The housing crisis in Silicon Valley and throughout the greater Bay Area has, by universal agreement, been exacerbated by economic and employment growth far outpacing the expansion of the housing supply. Nearly all experts have called for more and faster residential development to ease the crisis, and the State of California is enacting legislation aimed at accomplishing that goal.
Before that legislation can make a material difference in the situation, any short-term changes in the existing balance between jobs and housing will be governed by what developers already have in process in the “development pipeline.” That pipeline includes:
- Applications Submitted for various land use entitlements, such as site development or conditional use permits under zoning regulations or tentative maps under subdivision regulations;
- Approved Projects that have received those entitlements but are not yet under construction; and
- Projects that are Under Construction.
The table below summarizes the development activity, as of January 2021, in nine Santa Clara County cities where most development is taking place.
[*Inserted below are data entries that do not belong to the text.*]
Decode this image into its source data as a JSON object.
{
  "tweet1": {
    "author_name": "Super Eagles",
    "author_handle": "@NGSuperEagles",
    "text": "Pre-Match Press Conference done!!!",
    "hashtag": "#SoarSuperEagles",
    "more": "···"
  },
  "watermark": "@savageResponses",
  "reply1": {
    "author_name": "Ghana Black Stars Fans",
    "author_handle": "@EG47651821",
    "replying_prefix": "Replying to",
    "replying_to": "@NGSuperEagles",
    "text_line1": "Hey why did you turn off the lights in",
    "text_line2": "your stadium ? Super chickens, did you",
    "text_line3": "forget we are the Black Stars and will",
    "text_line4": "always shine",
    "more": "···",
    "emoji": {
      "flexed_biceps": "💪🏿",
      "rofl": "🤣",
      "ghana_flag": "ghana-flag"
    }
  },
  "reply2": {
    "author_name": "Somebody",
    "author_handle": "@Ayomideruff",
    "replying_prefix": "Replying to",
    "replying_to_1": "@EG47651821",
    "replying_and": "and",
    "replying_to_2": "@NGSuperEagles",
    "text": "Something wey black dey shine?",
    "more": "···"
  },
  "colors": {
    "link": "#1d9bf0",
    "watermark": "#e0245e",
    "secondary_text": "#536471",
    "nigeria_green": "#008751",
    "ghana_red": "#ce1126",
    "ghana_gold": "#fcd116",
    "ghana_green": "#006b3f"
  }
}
Overall, these cities have 3.49 jobs in the pipeline for each housing unit. Because of the high volume of development in San Jose, SV@Home maintains more detailed and frequently updated information on the Jobs and Housing Pipeline in San Jose.
It is noteworthy that five cities – Cupertino, Gilroy, Los Altos, Milpitas and Morgan Hill– each have fewer than one job for each housing unit in the pipeline. The other four cities all have more than two jobs for each housing unit in the pipeline, with some being significantly higher. Overall, these four cities collectively have 4.11 jobs for each unit in the pipeline. While there is no one scientific response to the ratio of employed residents to housing units, SV@Home uses a ballpark figure of 1.4 jobs to new homes.
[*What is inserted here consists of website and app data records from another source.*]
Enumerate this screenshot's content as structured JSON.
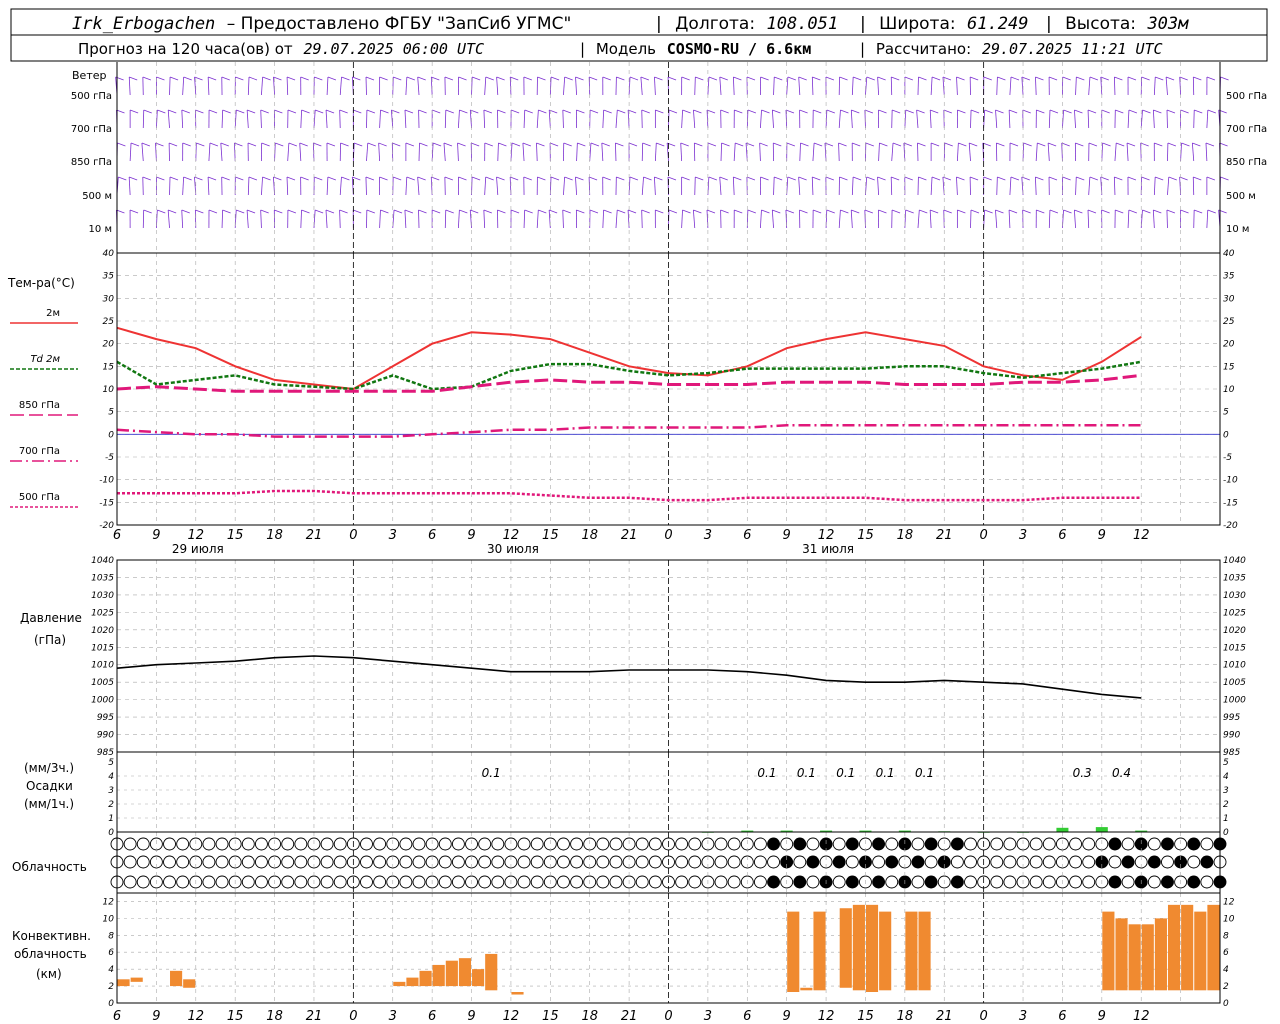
{
  "header": {
    "station": "Irk_Erbogachen",
    "provider": "– Предоставлено ФГБУ \"ЗапСиб УГМС\"",
    "lon_label": "Долгота:",
    "lon_value": "108.051",
    "lat_label": "Широта:",
    "lat_value": "61.249",
    "alt_label": "Высота:",
    "alt_value": "303м",
    "forecast_label": "Прогноз на 120 часа(ов) от",
    "forecast_from": "29.07.2025 06:00 UTC",
    "model_label": "Модель",
    "model_name": "COSMO-RU / 6.6км",
    "calc_label": "Рассчитано:",
    "calc_time": "29.07.2025 11:21 UTC"
  },
  "panels": {
    "wind": {
      "title": "Ветер",
      "levels": [
        "500 гПа",
        "700 гПа",
        "850 гПа",
        "500 м",
        "10 м"
      ]
    },
    "temperature": {
      "title": "Тем-ра(°C)",
      "legend": [
        {
          "label": "2м",
          "color": "#ee3333",
          "dash": ""
        },
        {
          "label": "Td  2м",
          "color": "#117711",
          "dash": "4,2"
        },
        {
          "label": "850 гПа",
          "color": "#e0187a",
          "dash": "14,5"
        },
        {
          "label": "700 гПа",
          "color": "#e0187a",
          "dash": "12,4,2,4"
        },
        {
          "label": "500 гПа",
          "color": "#e0187a",
          "dash": "3,2"
        }
      ]
    },
    "pressure": {
      "title": "Давление",
      "unit": "(гПа)"
    },
    "precip": {
      "unit_top": "(мм/3ч.)",
      "title": "Осадки",
      "unit_bottom": "(мм/1ч.)"
    },
    "cloud": {
      "title": "Облачность"
    },
    "conv": {
      "title_1": "Конвективн.",
      "title_2": "облачность",
      "unit": "(км)"
    }
  },
  "time_axis": {
    "hour_labels": [
      "6",
      "9",
      "12",
      "15",
      "18",
      "21",
      "0",
      "3",
      "6",
      "9",
      "12",
      "15",
      "18",
      "21",
      "0",
      "3",
      "6",
      "9",
      "12",
      "15",
      "18",
      "21",
      "0",
      "3",
      "6",
      "9",
      "12"
    ],
    "day_labels": [
      "29 июля",
      "30 июля",
      "31 июля"
    ]
  },
  "colors": {
    "wind": "#7b2fd0",
    "temp_2m": "#ee3333",
    "dewpoint": "#117711",
    "upper_air": "#e0187a",
    "precip": "#33cc33",
    "convective": "#f08a30",
    "grid": "#aaaaaa"
  },
  "chart_data": [
    {
      "type": "line",
      "ylim": [
        -20,
        40
      ],
      "yticks": [
        -20,
        -15,
        -10,
        -5,
        0,
        5,
        10,
        15,
        20,
        25,
        30,
        35,
        40
      ],
      "x_hours": [
        0,
        3,
        6,
        9,
        12,
        15,
        18,
        21,
        24,
        27,
        30,
        33,
        36,
        39,
        42,
        45,
        48,
        51,
        54,
        57,
        60,
        63,
        66,
        69,
        72,
        75,
        78
      ],
      "series": [
        {
          "name": "2м",
          "values": [
            23.5,
            21,
            19,
            15,
            12,
            11,
            10,
            15,
            20,
            22.5,
            22,
            21,
            18,
            15,
            13.5,
            13,
            15,
            19,
            21,
            22.5,
            21,
            19.5,
            15,
            13,
            12,
            16,
            21.5
          ]
        },
        {
          "name": "Td  2м",
          "values": [
            16,
            11,
            12,
            13,
            11,
            10.5,
            10,
            13,
            10,
            10.5,
            14,
            15.5,
            15.5,
            14,
            13,
            13.5,
            14.5,
            14.5,
            14.5,
            14.5,
            15,
            15,
            13.5,
            12.5,
            13.5,
            14.5,
            16
          ]
        },
        {
          "name": "850 гПа",
          "values": [
            10,
            10.5,
            10,
            9.5,
            9.5,
            9.5,
            9.5,
            9.5,
            9.5,
            10.5,
            11.5,
            12,
            11.5,
            11.5,
            11,
            11,
            11,
            11.5,
            11.5,
            11.5,
            11,
            11,
            11,
            11.5,
            11.5,
            12,
            13
          ]
        },
        {
          "name": "700 гПа",
          "values": [
            1,
            0.5,
            0,
            0,
            -0.5,
            -0.5,
            -0.5,
            -0.5,
            0,
            0.5,
            1,
            1,
            1.5,
            1.5,
            1.5,
            1.5,
            1.5,
            2,
            2,
            2,
            2,
            2,
            2,
            2,
            2,
            2,
            2
          ]
        },
        {
          "name": "500 гПа",
          "values": [
            -13,
            -13,
            -13,
            -13,
            -12.5,
            -12.5,
            -13,
            -13,
            -13,
            -13,
            -13,
            -13.5,
            -14,
            -14,
            -14.5,
            -14.5,
            -14,
            -14,
            -14,
            -14,
            -14.5,
            -14.5,
            -14.5,
            -14.5,
            -14,
            -14,
            -14
          ]
        }
      ]
    },
    {
      "type": "line",
      "ylim": [
        985,
        1040
      ],
      "yticks": [
        985,
        990,
        995,
        1000,
        1005,
        1010,
        1015,
        1020,
        1025,
        1030,
        1035,
        1040
      ],
      "x_hours": [
        0,
        3,
        6,
        9,
        12,
        15,
        18,
        21,
        24,
        27,
        30,
        33,
        36,
        39,
        42,
        45,
        48,
        51,
        54,
        57,
        60,
        63,
        66,
        69,
        72,
        75,
        78
      ],
      "series": [
        {
          "name": "Давление",
          "values": [
            1009,
            1010,
            1010.5,
            1011,
            1012,
            1012.5,
            1012,
            1011,
            1010,
            1009,
            1008,
            1008,
            1008,
            1008.5,
            1008.5,
            1008.5,
            1008,
            1007,
            1005.5,
            1005,
            1005,
            1005.5,
            1005,
            1004.5,
            1003,
            1001.5,
            1000.5
          ]
        }
      ]
    },
    {
      "type": "bar",
      "ylim": [
        0,
        5
      ],
      "yticks": [
        0,
        1,
        2,
        3,
        4,
        5
      ],
      "x_hours": [
        45,
        48,
        51,
        54,
        57,
        60,
        63,
        66,
        69,
        72,
        75,
        78
      ],
      "labels": [
        "0.1",
        "0.1",
        "0.1",
        "0.1",
        "0.1",
        "0.1",
        "0.3",
        "0.4"
      ],
      "label_hours": [
        28.5,
        49.5,
        52.5,
        55.5,
        58.5,
        61.5,
        73.5,
        76.5
      ],
      "values": [
        0.02,
        0.1,
        0.1,
        0.1,
        0.1,
        0.1,
        0.05,
        0.02,
        0.02,
        0.3,
        0.35,
        0.1
      ]
    },
    {
      "type": "bar",
      "ylim": [
        0,
        13
      ],
      "yticks": [
        0,
        2,
        4,
        6,
        8,
        10,
        12
      ],
      "bars": [
        {
          "h": 0.5,
          "bottom": 2.0,
          "top": 2.8
        },
        {
          "h": 1.5,
          "bottom": 2.5,
          "top": 3.0
        },
        {
          "h": 4.5,
          "bottom": 2.0,
          "top": 3.8
        },
        {
          "h": 5.5,
          "bottom": 1.8,
          "top": 2.8
        },
        {
          "h": 21.5,
          "bottom": 2.0,
          "top": 2.5
        },
        {
          "h": 22.5,
          "bottom": 2.0,
          "top": 3.0
        },
        {
          "h": 23.5,
          "bottom": 2.0,
          "top": 3.8
        },
        {
          "h": 24.5,
          "bottom": 2.0,
          "top": 4.5
        },
        {
          "h": 25.5,
          "bottom": 2.0,
          "top": 5.0
        },
        {
          "h": 26.5,
          "bottom": 2.0,
          "top": 5.3
        },
        {
          "h": 27.5,
          "bottom": 2.0,
          "top": 4.0
        },
        {
          "h": 28.5,
          "bottom": 1.5,
          "top": 5.8
        },
        {
          "h": 30.5,
          "bottom": 1.0,
          "top": 1.3
        },
        {
          "h": 51.5,
          "bottom": 1.3,
          "top": 10.8
        },
        {
          "h": 52.5,
          "bottom": 1.5,
          "top": 1.8
        },
        {
          "h": 53.5,
          "bottom": 1.5,
          "top": 10.8
        },
        {
          "h": 55.5,
          "bottom": 1.8,
          "top": 11.2
        },
        {
          "h": 56.5,
          "bottom": 1.5,
          "top": 11.6
        },
        {
          "h": 57.5,
          "bottom": 1.3,
          "top": 11.6
        },
        {
          "h": 58.5,
          "bottom": 1.5,
          "top": 10.8
        },
        {
          "h": 60.5,
          "bottom": 1.5,
          "top": 10.8
        },
        {
          "h": 61.5,
          "bottom": 1.5,
          "top": 10.8
        },
        {
          "h": 75.5,
          "bottom": 1.5,
          "top": 10.8
        },
        {
          "h": 76.5,
          "bottom": 1.5,
          "top": 10.0
        },
        {
          "h": 77.5,
          "bottom": 1.5,
          "top": 9.3
        },
        {
          "h": 78.5,
          "bottom": 1.5,
          "top": 9.3
        },
        {
          "h": 79.5,
          "bottom": 1.5,
          "top": 10.0
        },
        {
          "h": 80.5,
          "bottom": 1.5,
          "top": 11.6
        },
        {
          "h": 81.5,
          "bottom": 1.5,
          "top": 11.6
        },
        {
          "h": 82.5,
          "bottom": 1.5,
          "top": 10.8
        },
        {
          "h": 83.5,
          "bottom": 1.5,
          "top": 11.6
        }
      ]
    }
  ]
}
Approved projects may take years to be completed. Some, like Google’s proposed development at Diridon Station in San Jose, will take up to a decade to build out. Some proposed projects are questionable for any number of reasons; the Related Companies project on Tasman Drive in Santa Clara is on a former landfill site, which poses environmental challenges.
|City||Applications Submitted (Jobs)||Approved Projects (Jobs)||Under Construction (Jobs)||Total (Jobs)||Applications Submitted (Homes)||Approved Projects (Homes)||Under Construction (Homes)||Total (Homes)||Jobs Per Home||Residential Percentage of Total Pipeline|
SOURCES: Data published by each city. “Approved Applications’ includes projects with entitlements for which the developers both have or have not applied for Building Permits. The employment projections are derived by applying square-footage-per-employee factors to building floor areas by four building types: 250 square feet for office/R&D; 1,500 feet for hotels; 550 feet for retail/restaurant; and 2,500 feet for manufacturing/warehouse. All are figures applied to a building’s gross square footage. SOURCE: U.S. Green Building Council.
*San Jose’ data published on-line is limited to “major” developments: 50+ dwelling units; 25,000+ square for commercial development; and 75,000+ square for industrial/office development
 Based on available data, we were unable to include reliable numbers from Palo Alto. The cities of Campbell, Los Altos, Los Altos Hills, Los Gatos, Monte Sereno, and Saratoga are not adding a significant number of homes or jobs. The unincorporated area of Santa Clara County does host significant development, primarily on the Stanford University campus, but the County does not post jobs or housing units production on its website.MORE NEWS